Interview with Hiroaki Umeda: dance-tech romantic searching for a reactionby deborah on 07/29/2008
Hiroaki Umeda was certainly one of the most interesting performers I saw this year at Dance Week Festival. Being completely aware of all possibilities and consequences of our modern society, Umeda strikes you directly in your mind if you are enough opened to recognize or perceive the voices, soundz and flashing of today’s digitized generation.
You know that I was writing about him almost two months ago and I promised then to publish soon all the interviews I did with some dancers. So, the first interview from that series is here…
Ladies and Gentlemen, Mr. Hiroaki Umeda…
Photo: Fred Villemin (c)
Since you’ve studied photography and then started to work intensively with your body, what I’m interested in is how you managed to connect those two disciplines? They certainly interact on many levels…
U: I actually drop out photography (laughs). To me it is the same thing to express something because when I was studying photography I’ve tried to find what I can’t express with photography.
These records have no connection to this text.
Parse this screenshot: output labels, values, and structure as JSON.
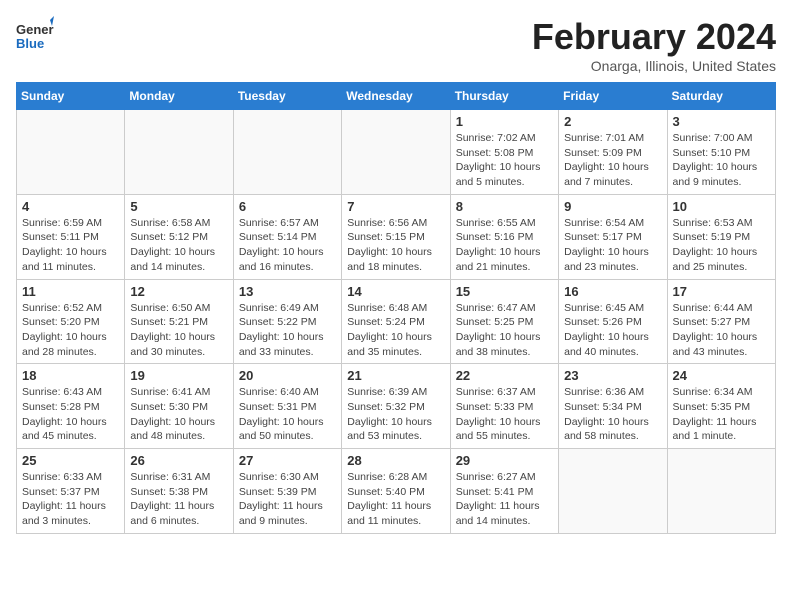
{
  "header": {
    "logo_line1": "General",
    "logo_line2": "Blue",
    "month_title": "February 2024",
    "location": "Onarga, Illinois, United States"
  },
  "weekdays": [
    "Sunday",
    "Monday",
    "Tuesday",
    "Wednesday",
    "Thursday",
    "Friday",
    "Saturday"
  ],
  "weeks": [
    [
      {
        "day": "",
        "info": ""
      },
      {
        "day": "",
        "info": ""
      },
      {
        "day": "",
        "info": ""
      },
      {
        "day": "",
        "info": ""
      },
      {
        "day": "1",
        "info": "Sunrise: 7:02 AM\nSunset: 5:08 PM\nDaylight: 10 hours\nand 5 minutes."
      },
      {
        "day": "2",
        "info": "Sunrise: 7:01 AM\nSunset: 5:09 PM\nDaylight: 10 hours\nand 7 minutes."
      },
      {
        "day": "3",
        "info": "Sunrise: 7:00 AM\nSunset: 5:10 PM\nDaylight: 10 hours\nand 9 minutes."
      }
    ],
    [
      {
        "day": "4",
        "info": "Sunrise: 6:59 AM\nSunset: 5:11 PM\nDaylight: 10 hours\nand 11 minutes."
      },
      {
        "day": "5",
        "info": "Sunrise: 6:58 AM\nSunset: 5:12 PM\nDaylight: 10 hours\nand 14 minutes."
      },
      {
        "day": "6",
        "info": "Sunrise: 6:57 AM\nSunset: 5:14 PM\nDaylight: 10 hours\nand 16 minutes."
      },
      {
        "day": "7",
        "info": "Sunrise: 6:56 AM\nSunset: 5:15 PM\nDaylight: 10 hours\nand 18 minutes."
      },
      {
        "day": "8",
        "info": "Sunrise: 6:55 AM\nSunset: 5:16 PM\nDaylight: 10 hours\nand 21 minutes."
      },
      {
        "day": "9",
        "info": "Sunrise: 6:54 AM\nSunset: 5:17 PM\nDaylight: 10 hours\nand 23 minutes."
      },
      {
        "day": "10",
        "info": "Sunrise: 6:53 AM\nSunset: 5:19 PM\nDaylight: 10 hours\nand 25 minutes."
      }
    ],
    [
      {
        "day": "11",
        "info": "Sunrise: 6:52 AM\nSunset: 5:20 PM\nDaylight: 10 hours\nand 28 minutes."
      },
      {
        "day": "12",
        "info": "Sunrise: 6:50 AM\nSunset: 5:21 PM\nDaylight: 10 hours\nand 30 minutes."
      },
      {
        "day": "13",
        "info": "Sunrise: 6:49 AM\nSunset: 5:22 PM\nDaylight: 10 hours\nand 33 minutes."
      },
      {
        "day": "14",
        "info": "Sunrise: 6:48 AM\nSunset: 5:24 PM\nDaylight: 10 hours\nand 35 minutes."
      },
      {
        "day": "15",
        "info": "Sunrise: 6:47 AM\nSunset: 5:25 PM\nDaylight: 10 hours\nand 38 minutes."
      },
      {
        "day": "16",
        "info": "Sunrise: 6:45 AM\nSunset: 5:26 PM\nDaylight: 10 hours\nand 40 minutes."
      },
      {
        "day": "17",
        "info": "Sunrise: 6:44 AM\nSunset: 5:27 PM\nDaylight: 10 hours\nand 43 minutes."
      }
    ],
    [
      {
        "day": "18",
        "info": "Sunrise: 6:43 AM\nSunset: 5:28 PM\nDaylight: 10 hours\nand 45 minutes."
      },
      {
        "day": "19",
        "info": "Sunrise: 6:41 AM\nSunset: 5:30 PM\nDaylight: 10 hours\nand 48 minutes."
      },
      {
        "day": "20",
        "info": "Sunrise: 6:40 AM\nSunset: 5:31 PM\nDaylight: 10 hours\nand 50 minutes."
      },
      {
        "day": "21",
        "info": "Sunrise: 6:39 AM\nSunset: 5:32 PM\nDaylight: 10 hours\nand 53 minutes."
      },
      {
        "day": "22",
        "info": "Sunrise: 6:37 AM\nSunset: 5:33 PM\nDaylight: 10 hours\nand 55 minutes."
      },
      {
        "day": "23",
        "info": "Sunrise: 6:36 AM\nSunset: 5:34 PM\nDaylight: 10 hours\nand 58 minutes."
      },
      {
        "day": "24",
        "info": "Sunrise: 6:34 AM\nSunset: 5:35 PM\nDaylight: 11 hours\nand 1 minute."
      }
    ],
    [
      {
        "day": "25",
        "info": "Sunrise: 6:33 AM\nSunset: 5:37 PM\nDaylight: 11 hours\nand 3 minutes."
      },
      {
        "day": "26",
        "info": "Sunrise: 6:31 AM\nSunset: 5:38 PM\nDaylight: 11 hours\nand 6 minutes."
      },
      {
        "day": "27",
        "info": "Sunrise: 6:30 AM\nSunset: 5:39 PM\nDaylight: 11 hours\nand 9 minutes."
      },
      {
        "day": "28",
        "info": "Sunrise: 6:28 AM\nSunset: 5:40 PM\nDaylight: 11 hours\nand 11 minutes."
      },
      {
        "day": "29",
        "info": "Sunrise: 6:27 AM\nSunset: 5:41 PM\nDaylight: 11 hours\nand 14 minutes."
      },
      {
        "day": "",
        "info": ""
      },
      {
        "day": "",
        "info": ""
      }
    ]
  ]
}
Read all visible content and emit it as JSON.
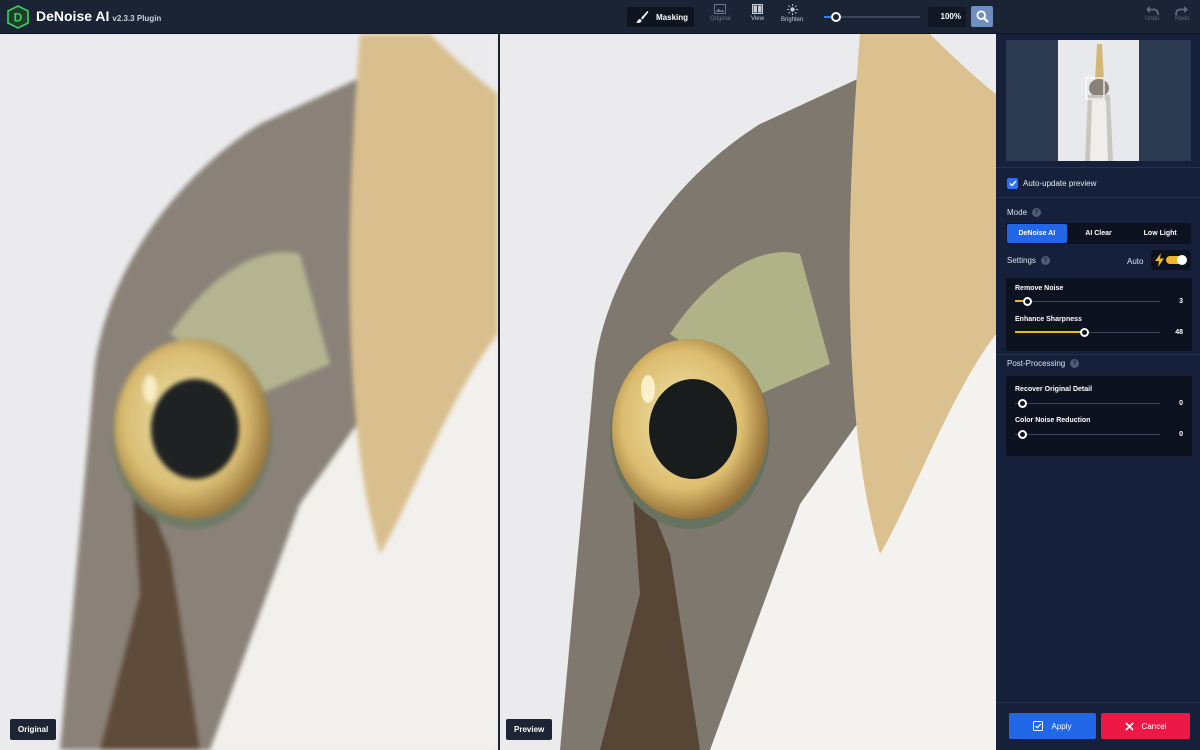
{
  "app": {
    "title": "DeNoise AI",
    "version": "v2.3.3 Plugin"
  },
  "toolbar": {
    "masking_label": "Masking",
    "original_label": "Original",
    "view_label": "View",
    "brighten_label": "Brighten",
    "zoom_value": "100%",
    "zoom_level_fraction": 0.1,
    "undo_label": "Undo",
    "redo_label": "Redo"
  },
  "canvas": {
    "left_label": "Original",
    "right_label": "Preview"
  },
  "panel": {
    "auto_update_label": "Auto-update preview",
    "auto_update_checked": true,
    "mode_label": "Mode",
    "mode_tabs": [
      "DeNoise AI",
      "AI Clear",
      "Low Light"
    ],
    "mode_active": "DeNoise AI",
    "settings_label": "Settings",
    "auto_label": "Auto",
    "sliders": [
      {
        "name": "Remove Noise",
        "value": "3",
        "fraction": 0.08
      },
      {
        "name": "Enhance Sharpness",
        "value": "48",
        "fraction": 0.48
      }
    ],
    "post_label": "Post-Processing",
    "post_sliders": [
      {
        "name": "Recover Original Detail",
        "value": "0",
        "fraction": 0
      },
      {
        "name": "Color Noise Reduction",
        "value": "0",
        "fraction": 0
      }
    ],
    "apply_label": "Apply",
    "cancel_label": "Cancel"
  },
  "colors": {
    "accent_blue": "#2167e8",
    "accent_yellow": "#f0b429",
    "cancel_red": "#ee1847",
    "panel_bg": "#16203a"
  }
}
Actually, I think that after ten years of studying dance I find it very difficult to work only with photography and I wanted to express changes in some circumstances. Since photography doesn’t have a time and dance have a time… This is for me the main difference between dance and photography. I can’t express the same thing I want in both of them.
What do you think is right NOW more essential for your work… kinetic or visual aspect? … and why?
U: My pieces don’t have a meaning in a way to say something. So, for me the important thing is to feel the experience of my piece. I mean, I want to stimulate the sense for the audience to feel my dance with eyes, heart, ears, so… I think… Also, I want to stimulate a reaction in their bodies.
Could you please describe me a little bit your working process from the very beginning?
U: I make a drawing… Well, actually I am starting making music first, because music has a time. So this is very easy, to define the time. Then drawings; and dance comes the last.
So, dance is then the latest accent in you artwork…
U: Yeah, that’s right.
Photo: Dominique Laulanne (c)
You have a strong background in ballet, hip hop and butoh which are all different in social, physical and even, psychological meanings… Can you tell me what particularly fascinates you in street culture on one hand and the subtle powerful inner silence of butoh on the other hand? How do you connect them, as different techniques or as a source of inspiration?
U: Basically, I’m very selfish, ok? I ‘steal’ everything and put it in my pieces (laughs). Actually, I use butoh because I’m only influenced by Japanese culture, something like that…
Today’s use of technology and modern urban cyber punk society seems to be something that is occupying you? Staying a human being in modern ‘skyscrapers’ oriented landscapes looks like a hard quest… it reveals many questions…
U: Yes, yes… Because I am a human being and I am nature.
How do you use then technology in your artwork, as an equal performer, an extended part of you or only as a tool?
U: I use computer only as a tool. But it is possible that it can become a part of me. The most important thing for using technology in my work is to use it to expand my possibilities as dancer. But I don’t want to be used by technology. No, no.
You have started recently with blogging on your site, having a kind of your personal diary with working processes. Obviously you are supporting this kind of expression…
U: Yeah, it’s a great tool. I want to communicate with people. Because I don’t speak about my pieces in public, so sometimes is important to put something to a web site about your work and share it with the public.
Photo: Shin Yamaga (c)
Which artists had the most influential impact on you? Do your influences include manga and anime?
U: Yeah, I like manga and anime. I was very influenced by the Japanese photographer Daido Moriyama when I was starting studying photography. And also painting… music… For example, in painting I like the work by Gerhardt Richter.
Mr. Umeda, tnx 4 ur time!